The listing below should be printed exactly, every line of it. Skip the pictures.

++++++++++

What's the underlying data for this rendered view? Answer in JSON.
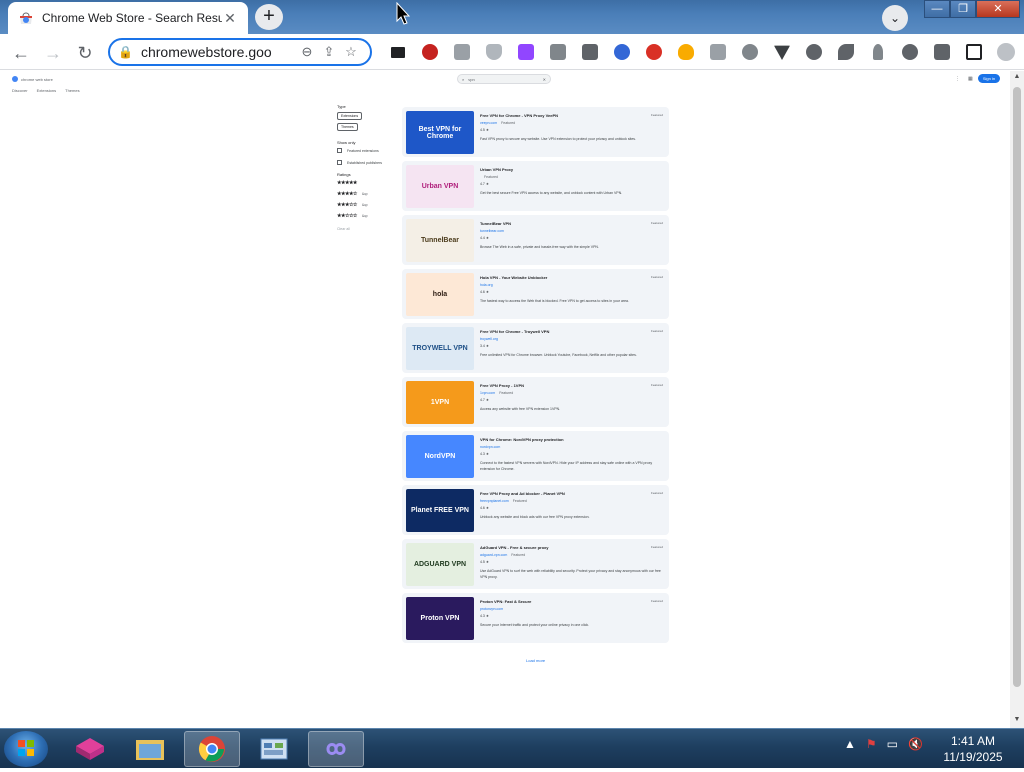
{
  "browser": {
    "tab_title": "Chrome Web Store - Search Resu",
    "tab_close": "✕",
    "new_tab": "+",
    "url": "chromewebstore.goo",
    "window_min": "—",
    "window_max": "❐",
    "window_close": "✕"
  },
  "cws": {
    "logo_text": "chrome web store",
    "nav": [
      "Discover",
      "Extensions",
      "Themes"
    ],
    "search_value": "vpn",
    "signin": "Sign in"
  },
  "filters": {
    "type_label": "Type",
    "type_chips": [
      "Extensions",
      "Themes"
    ],
    "show_label": "Show only",
    "checks": [
      "Featured extensions",
      "Established publishers"
    ],
    "rating_label": "Ratings",
    "ratings": [
      {
        "stars": "★★★★★",
        "suffix": ""
      },
      {
        "stars": "★★★★☆",
        "suffix": "& up"
      },
      {
        "stars": "★★★☆☆",
        "suffix": "& up"
      },
      {
        "stars": "★★☆☆☆",
        "suffix": "& up"
      }
    ],
    "clear": "Clear all"
  },
  "results": [
    {
      "title": "Free VPN for Chrome - VPN Proxy VeePN",
      "featured": "Featured",
      "publisher": "veepn.com",
      "badge": "Featured",
      "rating": "4.5 ★",
      "desc": "Fast VPN proxy to secure any website. Use VPN extension to protect your privacy and unblock sites.",
      "thumb": "Best VPN for Chrome",
      "thumb_bg": "#1e57c8",
      "thumb_fg": "#ffffff"
    },
    {
      "title": "Urban VPN Proxy",
      "featured": "",
      "publisher": "",
      "badge": "Featured",
      "rating": "4.7 ★",
      "desc": "Get the best secure Free VPN access to any website, and unblock content with Urban VPN.",
      "thumb": "Urban VPN",
      "thumb_bg": "#f5e4f2",
      "thumb_fg": "#b01f7c"
    },
    {
      "title": "TunnelBear VPN",
      "featured": "Featured",
      "publisher": "tunnelbear.com",
      "badge": "",
      "rating": "4.4 ★",
      "desc": "Browse The Web in a safe, private and hassle-free way with the simple VPN.",
      "thumb": "TunnelBear",
      "thumb_bg": "#f4efe6",
      "thumb_fg": "#4a3a1a"
    },
    {
      "title": "Hola VPN - Your Website Unblocker",
      "featured": "Featured",
      "publisher": "hola.org",
      "badge": "",
      "rating": "4.6 ★",
      "desc": "The fastest way to access the Web that is blocked. Free VPN to get access to sites in your area.",
      "thumb": "hola",
      "thumb_bg": "#fde8d6",
      "thumb_fg": "#2b1a10"
    },
    {
      "title": "Free VPN for Chrome - Troywell VPN",
      "featured": "Featured",
      "publisher": "troywell.org",
      "badge": "",
      "rating": "3.4 ★",
      "desc": "Free unlimited VPN for Chrome browser. Unblock Youtube, Facebook, Netflix and other popular sites.",
      "thumb": "TROYWELL VPN",
      "thumb_bg": "#dde9f4",
      "thumb_fg": "#1d4f86"
    },
    {
      "title": "Free VPN Proxy - 1VPN",
      "featured": "Featured",
      "publisher": "1vpn.com",
      "badge": "Featured",
      "rating": "4.7 ★",
      "desc": "Access any website with free VPN extension 1VPN.",
      "thumb": "1VPN",
      "thumb_bg": "#f59a1b",
      "thumb_fg": "#ffffff"
    },
    {
      "title": "VPN for Chrome: NordVPN proxy protection",
      "featured": "",
      "publisher": "nordvpn.com",
      "badge": "",
      "rating": "4.3 ★",
      "desc": "Connect to the fastest VPN servers with NordVPN. Hide your IP address and stay safe online with a VPN proxy extension for Chrome.",
      "thumb": "NordVPN",
      "thumb_bg": "#4687ff",
      "thumb_fg": "#ffffff"
    },
    {
      "title": "Free VPN Proxy and Ad blocker - Planet VPN",
      "featured": "Featured",
      "publisher": "freevpnplanet.com",
      "badge": "Featured",
      "rating": "4.6 ★",
      "desc": "Unblock any website and block ads with our free VPN proxy extension.",
      "thumb": "Planet FREE VPN",
      "thumb_bg": "#0d2a63",
      "thumb_fg": "#ffffff"
    },
    {
      "title": "AdGuard VPN - Free & secure proxy",
      "featured": "Featured",
      "publisher": "adguard-vpn.com",
      "badge": "Featured",
      "rating": "4.5 ★",
      "desc": "Use AdGuard VPN to surf the web with reliability and security. Protect your privacy and stay anonymous with our free VPN proxy.",
      "thumb": "ADGUARD VPN",
      "thumb_bg": "#e4efe0",
      "thumb_fg": "#1f3a1f"
    },
    {
      "title": "Proton VPN: Fast & Secure",
      "featured": "Featured",
      "publisher": "protonvpn.com",
      "badge": "",
      "rating": "4.3 ★",
      "desc": "Secure your Internet traffic and protect your online privacy in one click.",
      "thumb": "Proton VPN",
      "thumb_bg": "#2a1a5e",
      "thumb_fg": "#ffffff"
    }
  ],
  "load_more": "Load more",
  "taskbar": {
    "time": "1:41 AM",
    "date": "11/19/2025"
  }
}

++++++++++

• Written answer
What's the underlying data for this rendered view? Answer in JSON.
{
  "browser": {
    "tab_title": "Chrome Web Store - Search Resu",
    "tab_close": "✕",
    "new_tab": "+",
    "url": "chromewebstore.goo",
    "window_min": "—",
    "window_max": "❐",
    "window_close": "✕"
  },
  "cws": {
    "logo_text": "chrome web store",
    "nav": [
      "Discover",
      "Extensions",
      "Themes"
    ],
    "search_value": "vpn",
    "signin": "Sign in"
  },
  "filters": {
    "type_label": "Type",
    "type_chips": [
      "Extensions",
      "Themes"
    ],
    "show_label": "Show only",
    "checks": [
      "Featured extensions",
      "Established publishers"
    ],
    "rating_label": "Ratings",
    "ratings": [
      {
        "stars": "★★★★★",
        "suffix": ""
      },
      {
        "stars": "★★★★☆",
        "suffix": "& up"
      },
      {
        "stars": "★★★☆☆",
        "suffix": "& up"
      },
      {
        "stars": "★★☆☆☆",
        "suffix": "& up"
      }
    ],
    "clear": "Clear all"
  },
  "results": [
    {
      "title": "Free VPN for Chrome - VPN Proxy VeePN",
      "featured": "Featured",
      "publisher": "veepn.com",
      "badge": "Featured",
      "rating": "4.5 ★",
      "desc": "Fast VPN proxy to secure any website. Use VPN extension to protect your privacy and unblock sites.",
      "thumb": "Best VPN for Chrome",
      "thumb_bg": "#1e57c8",
      "thumb_fg": "#ffffff"
    },
    {
      "title": "Urban VPN Proxy",
      "featured": "",
      "publisher": "",
      "badge": "Featured",
      "rating": "4.7 ★",
      "desc": "Get the best secure Free VPN access to any website, and unblock content with Urban VPN.",
      "thumb": "Urban VPN",
      "thumb_bg": "#f5e4f2",
      "thumb_fg": "#b01f7c"
    },
    {
      "title": "TunnelBear VPN",
      "featured": "Featured",
      "publisher": "tunnelbear.com",
      "badge": "",
      "rating": "4.4 ★",
      "desc": "Browse The Web in a safe, private and hassle-free way with the simple VPN.",
      "thumb": "TunnelBear",
      "thumb_bg": "#f4efe6",
      "thumb_fg": "#4a3a1a"
    },
    {
      "title": "Hola VPN - Your Website Unblocker",
      "featured": "Featured",
      "publisher": "hola.org",
      "badge": "",
      "rating": "4.6 ★",
      "desc": "The fastest way to access the Web that is blocked. Free VPN to get access to sites in your area.",
      "thumb": "hola",
      "thumb_bg": "#fde8d6",
      "thumb_fg": "#2b1a10"
    },
    {
      "title": "Free VPN for Chrome - Troywell VPN",
      "featured": "Featured",
      "publisher": "troywell.org",
      "badge": "",
      "rating": "3.4 ★",
      "desc": "Free unlimited VPN for Chrome browser. Unblock Youtube, Facebook, Netflix and other popular sites.",
      "thumb": "TROYWELL VPN",
      "thumb_bg": "#dde9f4",
      "thumb_fg": "#1d4f86"
    },
    {
      "title": "Free VPN Proxy - 1VPN",
      "featured": "Featured",
      "publisher": "1vpn.com",
      "badge": "Featured",
      "rating": "4.7 ★",
      "desc": "Access any website with free VPN extension 1VPN.",
      "thumb": "1VPN",
      "thumb_bg": "#f59a1b",
      "thumb_fg": "#ffffff"
    },
    {
      "title": "VPN for Chrome: NordVPN proxy protection",
      "featured": "",
      "publisher": "nordvpn.com",
      "badge": "",
      "rating": "4.3 ★",
      "desc": "Connect to the fastest VPN servers with NordVPN. Hide your IP address and stay safe online with a VPN proxy extension for Chrome.",
      "thumb": "NordVPN",
      "thumb_bg": "#4687ff",
      "thumb_fg": "#ffffff"
    },
    {
      "title": "Free VPN Proxy and Ad blocker - Planet VPN",
      "featured": "Featured",
      "publisher": "freevpnplanet.com",
      "badge": "Featured",
      "rating": "4.6 ★",
      "desc": "Unblock any website and block ads with our free VPN proxy extension.",
      "thumb": "Planet FREE VPN",
      "thumb_bg": "#0d2a63",
      "thumb_fg": "#ffffff"
    },
    {
      "title": "AdGuard VPN - Free & secure proxy",
      "featured": "Featured",
      "publisher": "adguard-vpn.com",
      "badge": "Featured",
      "rating": "4.5 ★",
      "desc": "Use AdGuard VPN to surf the web with reliability and security. Protect your privacy and stay anonymous with our free VPN proxy.",
      "thumb": "ADGUARD VPN",
      "thumb_bg": "#e4efe0",
      "thumb_fg": "#1f3a1f"
    },
    {
      "title": "Proton VPN: Fast & Secure",
      "featured": "Featured",
      "publisher": "protonvpn.com",
      "badge": "",
      "rating": "4.3 ★",
      "desc": "Secure your Internet traffic and protect your online privacy in one click.",
      "thumb": "Proton VPN",
      "thumb_bg": "#2a1a5e",
      "thumb_fg": "#ffffff"
    }
  ],
  "load_more": "Load more",
  "taskbar": {
    "time": "1:41 AM",
    "date": "11/19/2025"
  }
}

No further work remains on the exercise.